"The Russians bombed it during the invasion killing the people trying to escape," Farah says in the mission prelude. In reality, the Highway of Death was the site of a 1991 coalition bombing raid in Kuwait that resulted in the deaths of hundreds of fleeing Iraqi soldiers and civilians. Eurogamer headline criticized Modern Warfare of "'rewriting history' to blame Russia for controversial U.S. attacks." 

But there are even more examplesThe Verge accused the franchise for whitewashing war crimes in the recent Call of Duty: Black Ops - Cold Warwhile The Progressive described the entire franchise as "pro-war propaganda."

There was supposed to be a third-person Vietnam game

Call of Duty fans got the Vietnam experience with a couple missions in the first Black Ops and in the new Cold War. However, developers were at one point working on another game that took place solely in South Asia during the Vietnam War. This third-person game never came to fruition for a number of reasons, mostly due to staffing issues at Activision's subsidiary studios.


According to YouTuber Rocket Sloth, the game development began as early as 2009, when Activision added a third studio to its ranks, Sledgehammer Games, led by the same developers who worked on the original Dead Space. After a legal battle and the departure of Activision's Infinity Ward studio heads, the publisher had to pull the Sledgehammer team from the Vietnam project to finish Call of Duty: Modern Warfare 3.

Sledgehammer CEO Glen Schofield continued to express interest in a third-person Call of Duty game as late as 2011, but the idea was pretty much dead by 2014, according to interviews with Game Informer. This wasn't the only cancelled Call of Duty game, though. Activision also considered ancient Rome for a possible setting, Games Radar reported back in 2016. 


Warzone is now more popular than Fortnite

Less than a year after its March 10, 2020, release, the free-to-play battle-royale Call of Duty: Warzone appears to have surpassed Fortnite in popularity. An October 2020 survey of nearly 10,000 teenagers "found that interest in Fortnite has fallen slightly, while Call of Duty has skyrocketed," according to Yahoo News. Activision announced that Call of Duty: Warzone surpassed 50 million players just one month after its release. According to a December 2020 press release, the game was estimated to have about 85 million players.
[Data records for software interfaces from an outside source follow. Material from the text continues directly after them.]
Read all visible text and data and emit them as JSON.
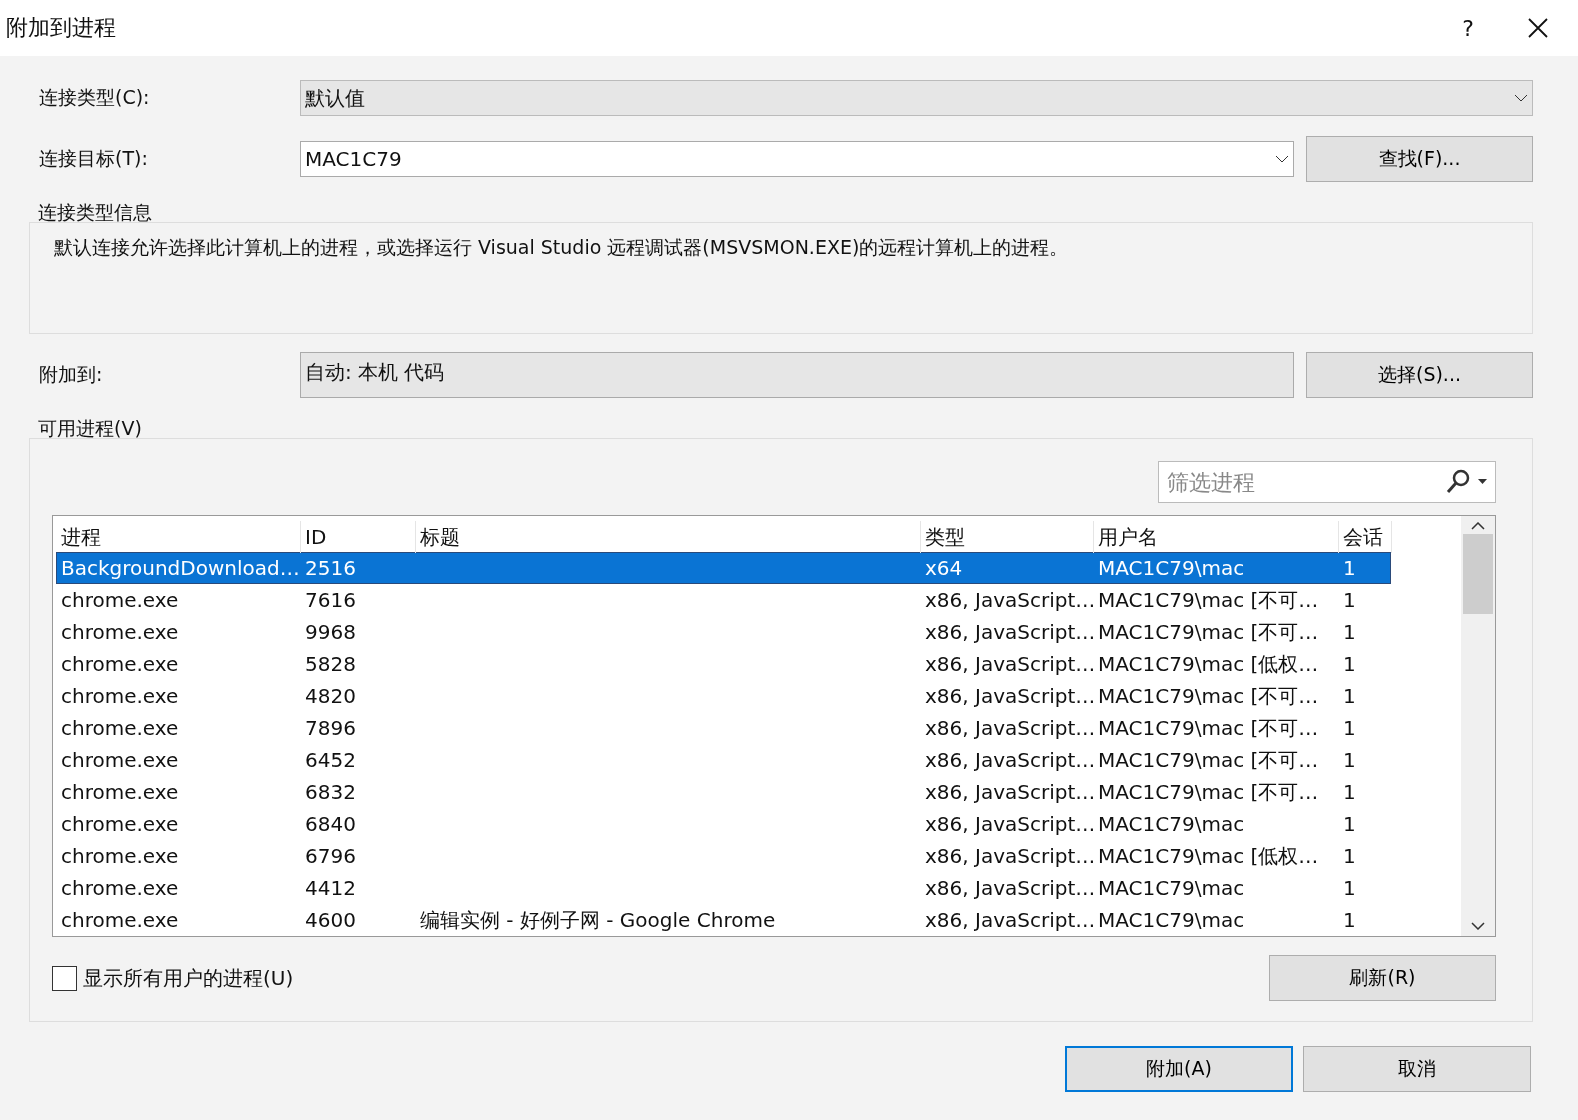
{
  "window": {
    "title": "附加到进程",
    "help": "?"
  },
  "connection_type": {
    "label": "连接类型(C):",
    "value": "默认值"
  },
  "connection_target": {
    "label": "连接目标(T):",
    "value": "MAC1C79",
    "button": "查找(F)..."
  },
  "info": {
    "heading": "连接类型信息",
    "text": "默认连接允许选择此计算机上的进程，或选择运行 Visual Studio 远程调试器(MSVSMON.EXE)的远程计算机上的进程。"
  },
  "attach_to": {
    "label": "附加到:",
    "value": "自动: 本机 代码",
    "button": "选择(S)..."
  },
  "processes": {
    "heading": "可用进程(V)",
    "filter": {
      "placeholder": "筛选进程"
    },
    "columns": [
      "进程",
      "ID",
      "标题",
      "类型",
      "用户名",
      "会话"
    ],
    "rows": [
      {
        "cells": [
          "BackgroundDownload…",
          "2516",
          "",
          "x64",
          "MAC1C79\\mac",
          "1"
        ],
        "selected": true
      },
      {
        "cells": [
          "chrome.exe",
          "7616",
          "",
          "x86, JavaScript…",
          "MAC1C79\\mac [不可…",
          "1"
        ],
        "selected": false
      },
      {
        "cells": [
          "chrome.exe",
          "9968",
          "",
          "x86, JavaScript…",
          "MAC1C79\\mac [不可…",
          "1"
        ],
        "selected": false
      },
      {
        "cells": [
          "chrome.exe",
          "5828",
          "",
          "x86, JavaScript…",
          "MAC1C79\\mac [低权…",
          "1"
        ],
        "selected": false
      },
      {
        "cells": [
          "chrome.exe",
          "4820",
          "",
          "x86, JavaScript…",
          "MAC1C79\\mac [不可…",
          "1"
        ],
        "selected": false
      },
      {
        "cells": [
          "chrome.exe",
          "7896",
          "",
          "x86, JavaScript…",
          "MAC1C79\\mac [不可…",
          "1"
        ],
        "selected": false
      },
      {
        "cells": [
          "chrome.exe",
          "6452",
          "",
          "x86, JavaScript…",
          "MAC1C79\\mac [不可…",
          "1"
        ],
        "selected": false
      },
      {
        "cells": [
          "chrome.exe",
          "6832",
          "",
          "x86, JavaScript…",
          "MAC1C79\\mac [不可…",
          "1"
        ],
        "selected": false
      },
      {
        "cells": [
          "chrome.exe",
          "6840",
          "",
          "x86, JavaScript…",
          "MAC1C79\\mac",
          "1"
        ],
        "selected": false
      },
      {
        "cells": [
          "chrome.exe",
          "6796",
          "",
          "x86, JavaScript…",
          "MAC1C79\\mac [低权…",
          "1"
        ],
        "selected": false
      },
      {
        "cells": [
          "chrome.exe",
          "4412",
          "",
          "x86, JavaScript…",
          "MAC1C79\\mac",
          "1"
        ],
        "selected": false
      },
      {
        "cells": [
          "chrome.exe",
          "4600",
          "编辑实例 - 好例子网 - Google Chrome",
          "x86, JavaScript…",
          "MAC1C79\\mac",
          "1"
        ],
        "selected": false
      }
    ],
    "show_all": {
      "label": "显示所有用户的进程(U)",
      "checked": false
    },
    "refresh": "刷新(R)"
  },
  "buttons": [
    {
      "label": "附加(A)",
      "default": true
    },
    {
      "label": "取消",
      "default": false
    }
  ]
}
It's not entirely clear why Warzone has quickly become so much more popular than other battle royale games like Fortnite or PUBG. But it does have a few things going for it. For starters, the game has the Call of Duty brand behind it, which gamers can trust, Yahoo points out. The title also introduced battle-royale players to redemption rounds in "the gulag," which allows players a second chance at victory. Lastly, Warzone was first released at the beginning of the COVID-19 pandemic, right when more players were beginning to stay indoors.

Call of Duty has an endowment that serves veterans
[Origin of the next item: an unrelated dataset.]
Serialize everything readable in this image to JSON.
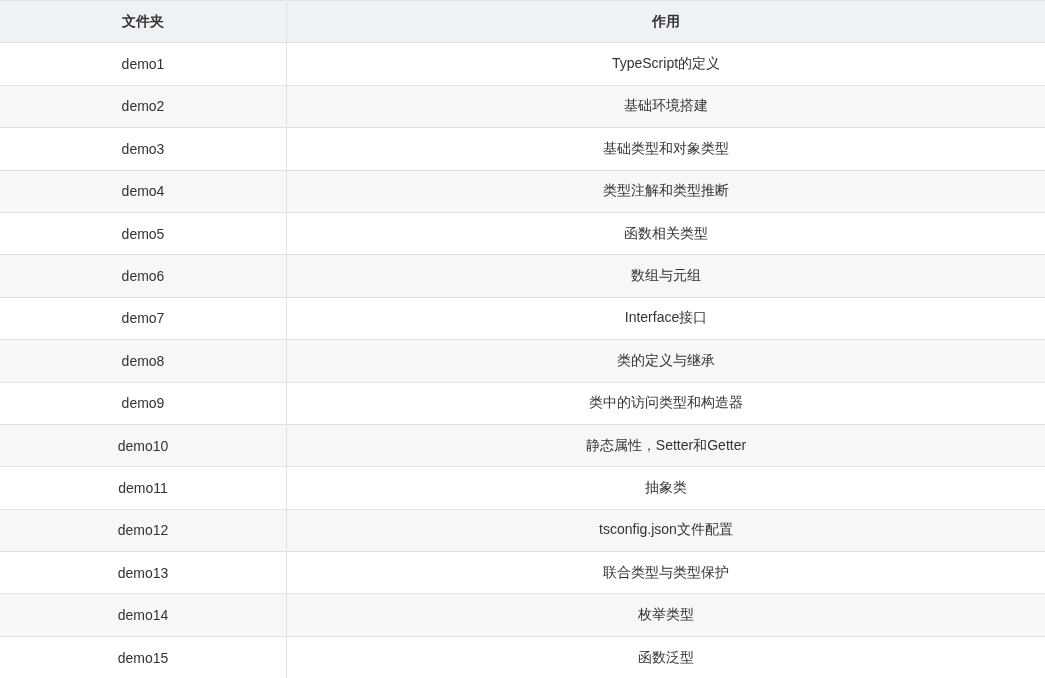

The franchise that rakes in so many millions of dollars is also using some of that capital to help veterans get back on their feet in the real world. Activision Blizzard launched the Call of Duty Endowment in 2009 to help U.S. veterans find jobs. The endowment expanded to include veterans of the United Kingdom's armed forces in 2017. Initially, Activision Blizzard CEO Bobby Kotick planned to build a performing arts center on the grounds of the Veterans Affairs in West L.A., but later decided to focus on creating something that was more practical: Jobs.


"We scour the landscape of over 40,000 veterans organizations to find those that are absolutely the best," endowment director Dan Goldberg says. "And we find them, we fund them, and we help them grow."

So far, the Call of Duty Endowment estimates it has helped place more than 77,000 transitioning veterans into new jobs, with a 2024 goal of 100,000. Activision Blizzard has donated more than $38 million to the endowment, according to its most recent figures.